On 28 February 2017, the Court of Appeal handed down judgment in the case of Axa Versicherung Ag v Arab Insurance Group (Axa v ARIG). In its decision, the Court upheld the judgment of Males J in the Commercial Court in which he had held that Axa was not entitled to avoid a first loss reinsurance of ARIG covering energy construction losses. The Court found that in failing to disclose certain statistics pertaining to the reinsurance, ARIG had breached its duty to make a fair presentation of the risk to Axa at placement. On the evidence, however, both the Judge at first instance and the Court of Appeal found that the Axa underwriter was not induced to write the risk on the terms which he did because of ARIG’s breach of duty; accordingly, the test for avoidance under the Marine Insurance Act 1906 – which was applicable to this risk – was not met.  

As with many cases on avoidance, much turns on the particular facts of the case. There were, however, a couple of points of general interest which emerged. 

First, the Court of Appeal accepted that in considering the issue of inducement it was appropriate to consider not only what the underwriter’s response to the non-disclosed statistics would have been but, also, how the statistics are likely to have been presented, what explanation would have accompanied them and how the underwriter would have responded in those circumstances. One cannot consider the impact of the statistics in isolation.  

Secondly, in a postscript to his judgment, Christopher Clarke LJ set out some important guidance on how cases of this nature should be determined. First, he confirmed that it is for the insurer (or the reinsurer in this case) to prove that its underwriter was induced to write the risk on the terms which it did by the breach of duty. In considering this issue, he noted the Court needed to conduct an objective exercise to establish what a fair presentation would require to be disclosed, but it should also consider “… what additional matters the insured or his broker would have urged upon the insurer as reasons for writing the business”. He went on to say:-

“The dividing line between what a fair presentation required and what additional matters the broker would have urged may be difficult to determine and might be important since in determining the issue of inducement it’s necessary to assume a fair presentation and ask what would have happened in the light of it, whereas in relation to additional matters which would have been raised by the brokers there would, as it seems to me, be at least an evidential burden on the insured to show that they would probably have been raised on the hypothetical broke.”

Importantly, Christopher Clarke LLJ went on to say that it would be “undesirable” for the insurer/reinsurer not to have prior notice, either in the pleadings or in the witness statements of what the insureds/reinsured said would have been the issues raised in any broke in which the information which constituted the material non-disclosure relied on was in fact disclosed.  

It is clear that the Court was uncomfortable with the fact that these issues were raised with the insurers’ underwriter for the first time on cross-examination. Although on this occasion they rejected the reinsurers’ appeal on the grounds of procedural error, it seems likely that Courts will take a tougher line in future in light of Christopher Clarke LJ’s postscript comments. 

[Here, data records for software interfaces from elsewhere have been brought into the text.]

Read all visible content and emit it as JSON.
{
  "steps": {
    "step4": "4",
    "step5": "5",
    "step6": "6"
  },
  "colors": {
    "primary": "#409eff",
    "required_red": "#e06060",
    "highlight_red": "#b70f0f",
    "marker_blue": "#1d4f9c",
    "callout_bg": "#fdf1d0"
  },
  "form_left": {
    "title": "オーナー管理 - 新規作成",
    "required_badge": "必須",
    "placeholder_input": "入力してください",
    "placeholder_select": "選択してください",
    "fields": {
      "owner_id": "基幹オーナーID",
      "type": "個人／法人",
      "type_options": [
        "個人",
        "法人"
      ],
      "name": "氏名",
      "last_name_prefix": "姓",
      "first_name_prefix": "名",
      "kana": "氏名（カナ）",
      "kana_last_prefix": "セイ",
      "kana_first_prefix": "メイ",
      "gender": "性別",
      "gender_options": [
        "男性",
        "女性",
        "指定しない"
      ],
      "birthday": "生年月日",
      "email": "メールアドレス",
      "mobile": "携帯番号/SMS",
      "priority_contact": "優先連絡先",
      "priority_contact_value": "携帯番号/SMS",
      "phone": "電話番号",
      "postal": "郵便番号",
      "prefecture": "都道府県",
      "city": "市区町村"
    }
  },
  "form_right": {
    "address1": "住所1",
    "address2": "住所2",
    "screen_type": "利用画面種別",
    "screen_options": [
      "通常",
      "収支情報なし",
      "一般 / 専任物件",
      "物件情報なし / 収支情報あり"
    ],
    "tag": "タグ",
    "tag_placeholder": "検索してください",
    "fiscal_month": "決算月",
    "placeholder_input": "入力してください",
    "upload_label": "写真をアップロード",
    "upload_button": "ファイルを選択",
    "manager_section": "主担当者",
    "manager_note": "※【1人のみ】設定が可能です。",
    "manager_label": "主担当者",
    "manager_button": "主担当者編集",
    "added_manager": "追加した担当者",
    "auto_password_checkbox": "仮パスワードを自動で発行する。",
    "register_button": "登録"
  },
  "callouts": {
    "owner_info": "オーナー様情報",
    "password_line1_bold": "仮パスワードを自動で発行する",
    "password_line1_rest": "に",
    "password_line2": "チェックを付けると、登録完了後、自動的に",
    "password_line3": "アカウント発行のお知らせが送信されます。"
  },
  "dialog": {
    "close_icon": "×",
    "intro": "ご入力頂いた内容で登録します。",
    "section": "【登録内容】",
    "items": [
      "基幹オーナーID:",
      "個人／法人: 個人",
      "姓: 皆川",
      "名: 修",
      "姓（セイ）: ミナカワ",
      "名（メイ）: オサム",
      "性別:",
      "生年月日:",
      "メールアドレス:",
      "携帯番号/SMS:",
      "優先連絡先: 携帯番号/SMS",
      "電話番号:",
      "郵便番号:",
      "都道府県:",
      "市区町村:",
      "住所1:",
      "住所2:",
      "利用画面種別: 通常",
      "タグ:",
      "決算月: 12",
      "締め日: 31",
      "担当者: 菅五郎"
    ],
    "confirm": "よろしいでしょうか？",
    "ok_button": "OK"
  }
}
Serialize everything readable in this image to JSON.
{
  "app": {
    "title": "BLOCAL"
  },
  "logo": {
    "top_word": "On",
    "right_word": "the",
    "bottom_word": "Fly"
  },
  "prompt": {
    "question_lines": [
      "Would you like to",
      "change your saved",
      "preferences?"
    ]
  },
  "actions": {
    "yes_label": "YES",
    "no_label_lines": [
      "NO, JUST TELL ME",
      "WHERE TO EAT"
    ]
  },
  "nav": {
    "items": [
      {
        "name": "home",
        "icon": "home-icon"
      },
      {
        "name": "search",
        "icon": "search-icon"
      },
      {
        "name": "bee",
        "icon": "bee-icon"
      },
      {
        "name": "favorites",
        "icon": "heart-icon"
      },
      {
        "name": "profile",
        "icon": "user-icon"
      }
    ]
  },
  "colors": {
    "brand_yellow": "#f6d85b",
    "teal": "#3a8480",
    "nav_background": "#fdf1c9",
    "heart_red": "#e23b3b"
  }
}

These issues are likely to become particularly important under the new regime of proportionate remedies set out in the Insurance Act 2015 which applies to all contracts agreed on or after 12 August 2016. Under the terms of the Act, an underwriter will not only have to demonstrate that he or she would not have written the risks on the terms which they did had a fair presentation been made, they will also have to prove whether they would have declined the risk altogether or whether they would have accepted it on different terms either as a premium or otherwise. If they would have accepted it on different terms, they will have to prove what those terms would have been. This is likely to require an even closer scrutiny of how the risk should properly have been presented, what comments and explanations would have been offered by broker during the placing process and what the response of the underwriter would have been than has been required in the past under the Marine Insurance Act regime.